Try it :: Leaving every image behind, reproduce the records word for word.

App and web page records:

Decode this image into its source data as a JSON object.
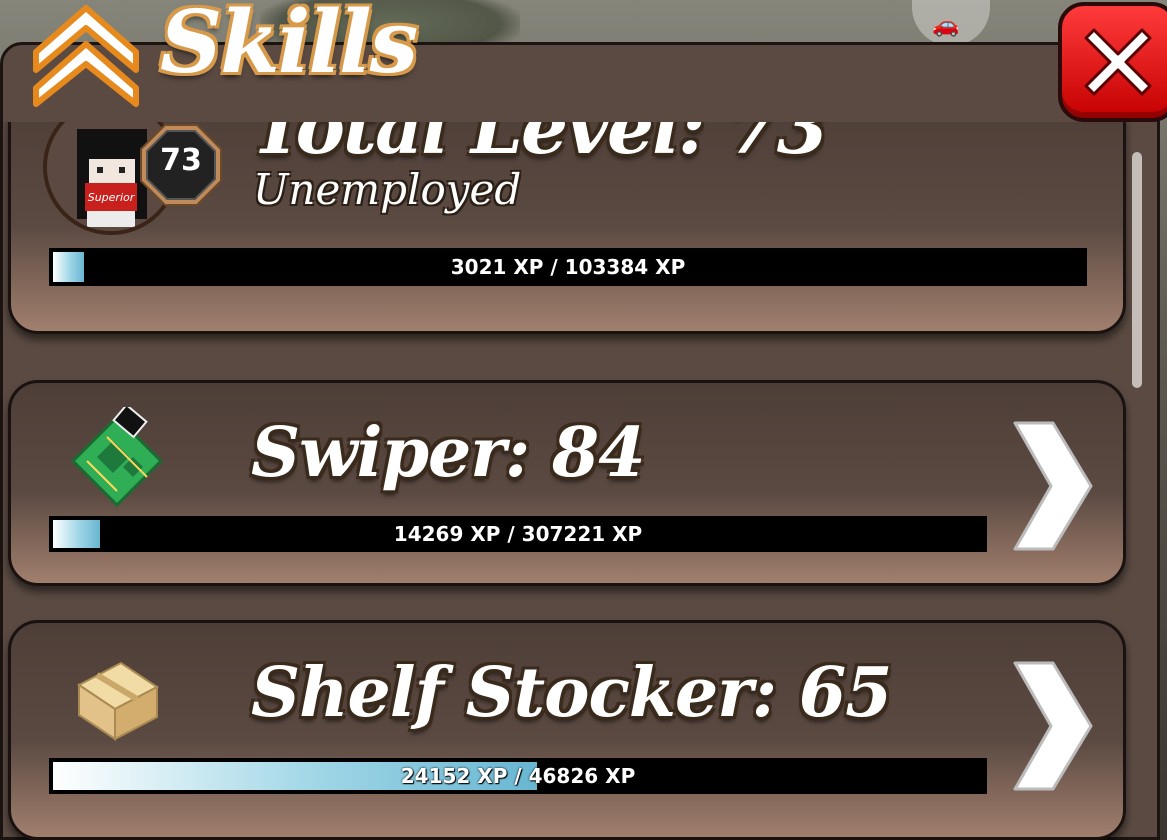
{
  "header": {
    "title": "Skills"
  },
  "total": {
    "title": "Total Level: 73",
    "job": "Unemployed",
    "level_badge": "73",
    "xp_text": "3021 XP / 103384 XP",
    "progress": 0.03
  },
  "skills": [
    {
      "title": "Swiper: 84",
      "xp_text": "14269 XP / 307221 XP",
      "progress": 0.05,
      "icon": "circuit-board-icon"
    },
    {
      "title": "Shelf Stocker: 65",
      "xp_text": "24152 XP / 46826 XP",
      "progress": 0.52,
      "icon": "cardboard-box-icon"
    }
  ],
  "colors": {
    "accent_orange": "#d79a4a",
    "close_red": "#e21b1b",
    "xp_fill": "#68b6d2"
  }
}
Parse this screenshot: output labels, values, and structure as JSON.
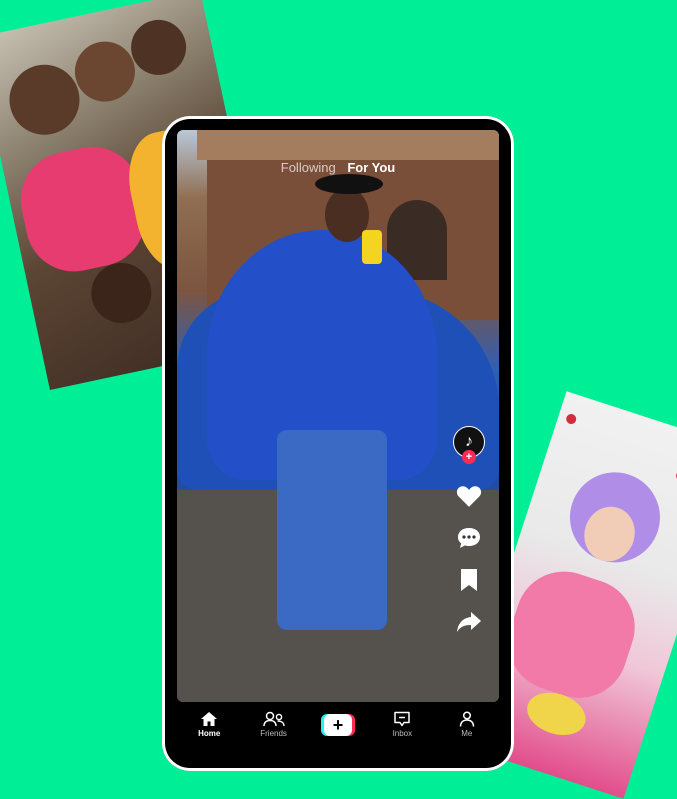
{
  "feed_tabs": {
    "following": "Following",
    "for_you": "For You"
  },
  "rail": {
    "avatar_glyph": "♪",
    "follow_glyph": "+"
  },
  "bottom_nav": {
    "home": "Home",
    "friends": "Friends",
    "create_glyph": "+",
    "inbox": "Inbox",
    "me": "Me"
  },
  "colors": {
    "background": "#00ef96",
    "accent_red": "#fe2c55",
    "accent_cyan": "#25f4ee"
  }
}
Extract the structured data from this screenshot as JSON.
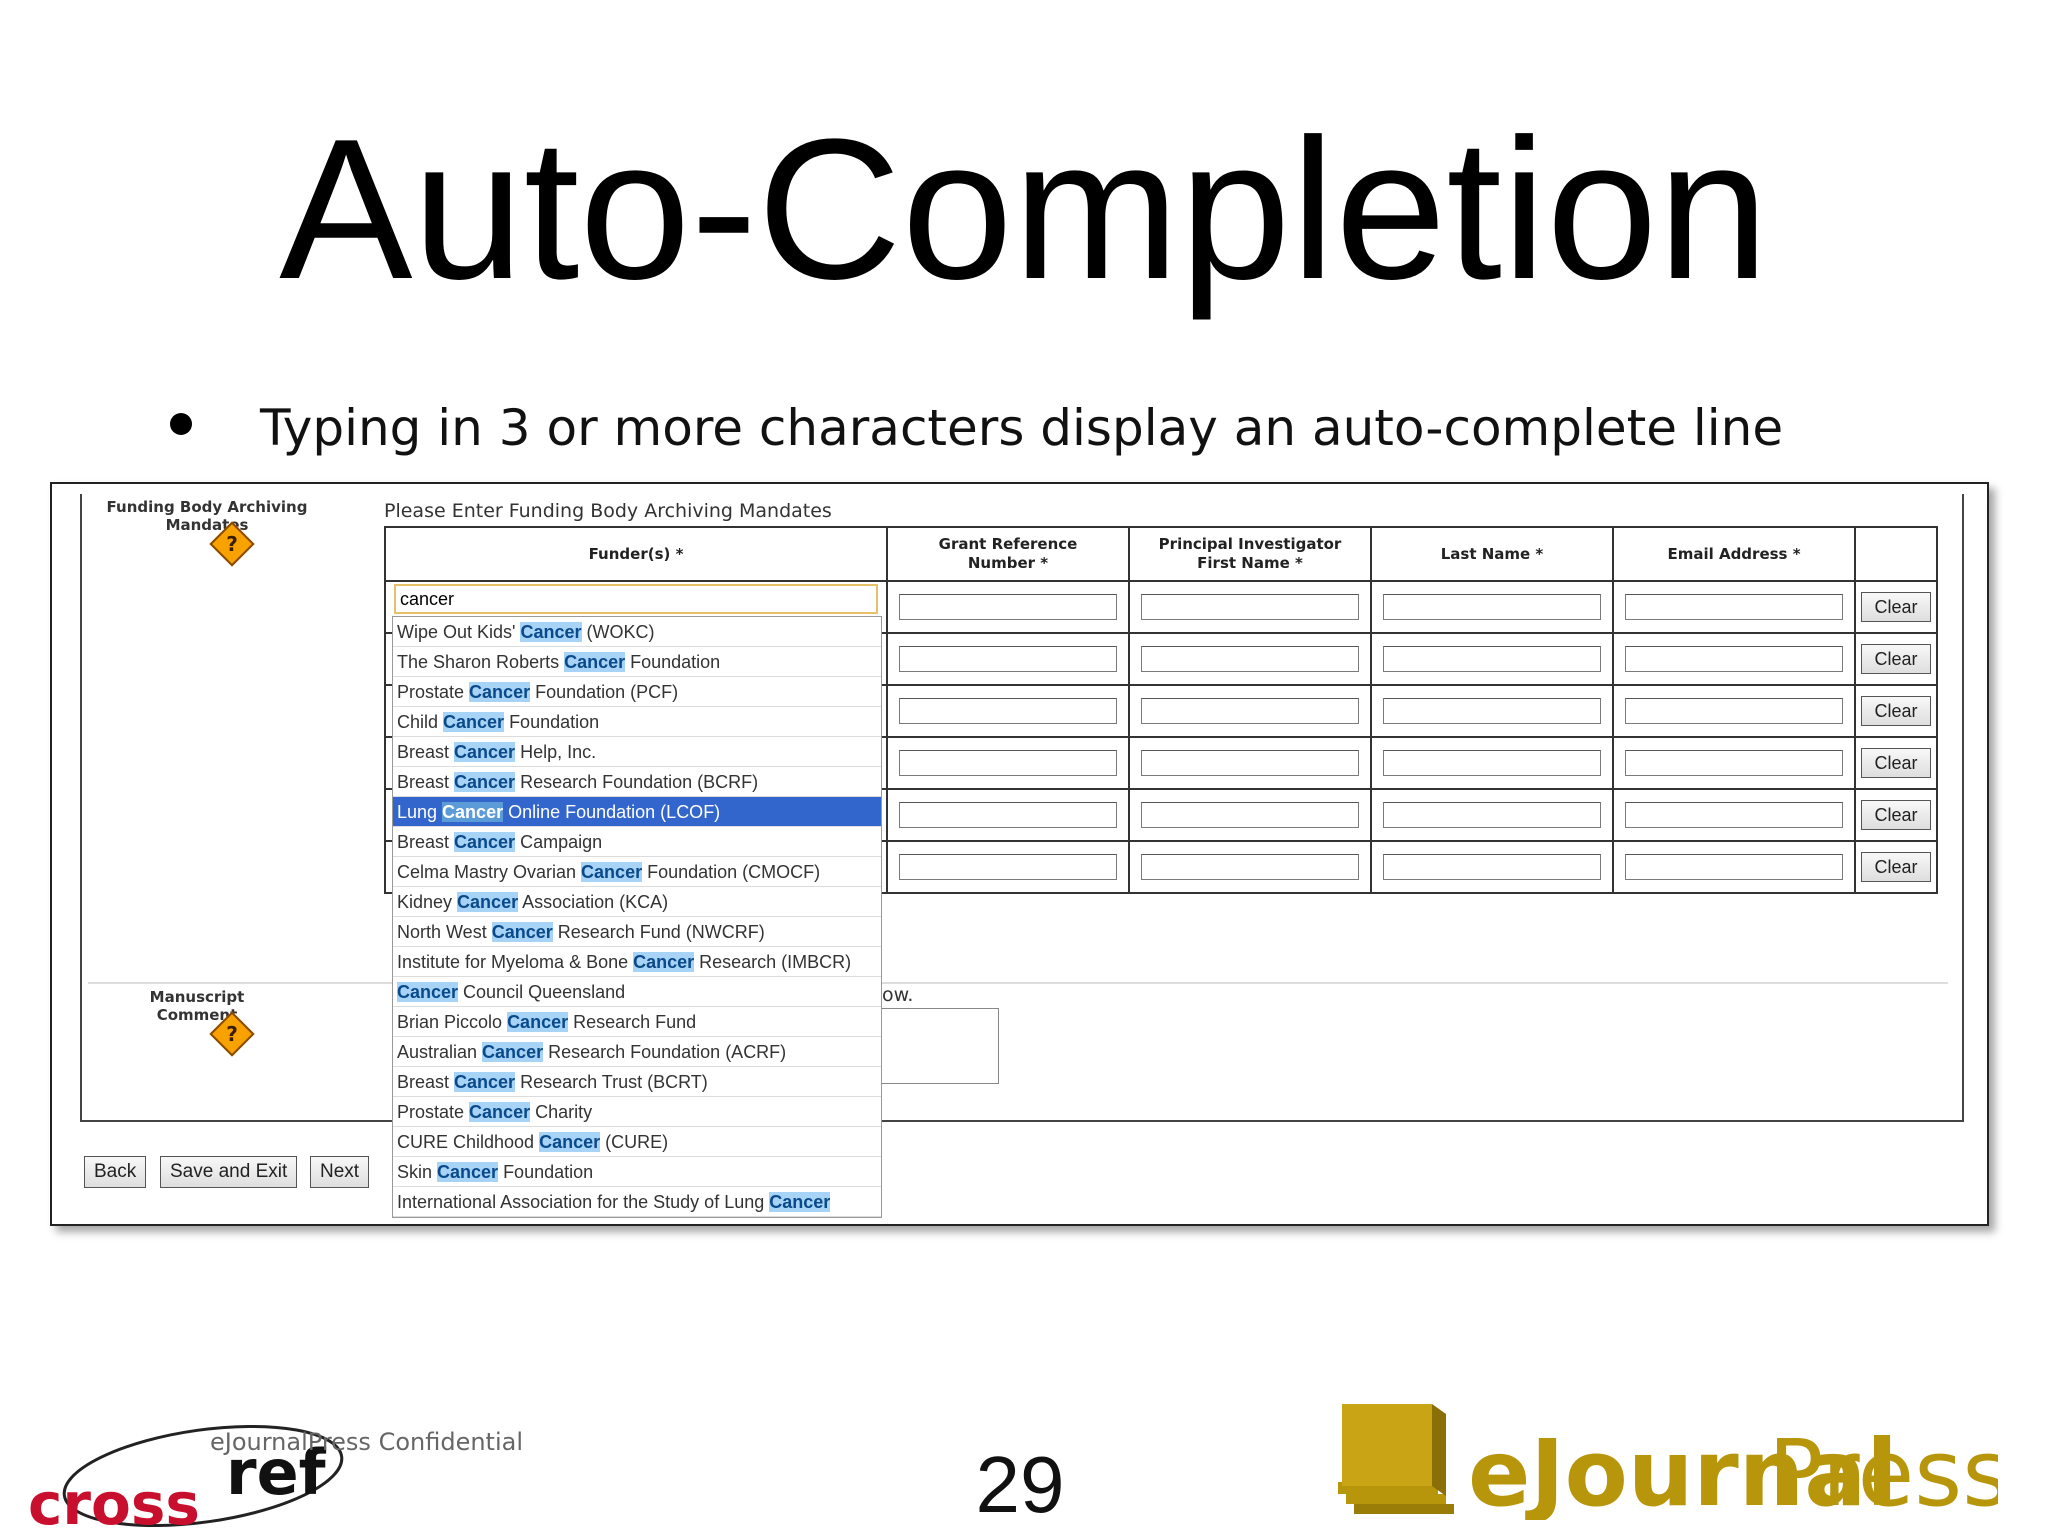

Answer to the problem ::
Decode this image into its source data as a JSON object.
{
  "header": {
    "title": "Skills"
  },
  "total": {
    "title": "Total Level: 73",
    "job": "Unemployed",
    "level_badge": "73",
    "xp_text": "3021 XP / 103384 XP",
    "progress": 0.03
  },
  "skills": [
    {
      "title": "Swiper: 84",
      "xp_text": "14269 XP / 307221 XP",
      "progress": 0.05,
      "icon": "circuit-board-icon"
    },
    {
      "title": "Shelf Stocker: 65",
      "xp_text": "24152 XP / 46826 XP",
      "progress": 0.52,
      "icon": "cardboard-box-icon"
    }
  ],
  "colors": {
    "accent_orange": "#d79a4a",
    "close_red": "#e21b1b",
    "xp_fill": "#68b6d2"
  }
}
Parse this screenshot: output labels, values, and structure as JSON.
{
  "feed_tabs": {
    "following": "Following",
    "for_you": "For You"
  },
  "rail": {
    "avatar_glyph": "♪",
    "follow_glyph": "+"
  },
  "bottom_nav": {
    "home": "Home",
    "friends": "Friends",
    "create_glyph": "+",
    "inbox": "Inbox",
    "me": "Me"
  },
  "colors": {
    "background": "#00ef96",
    "accent_red": "#fe2c55",
    "accent_cyan": "#25f4ee"
  }
}
Extract the structured data from this screenshot as JSON.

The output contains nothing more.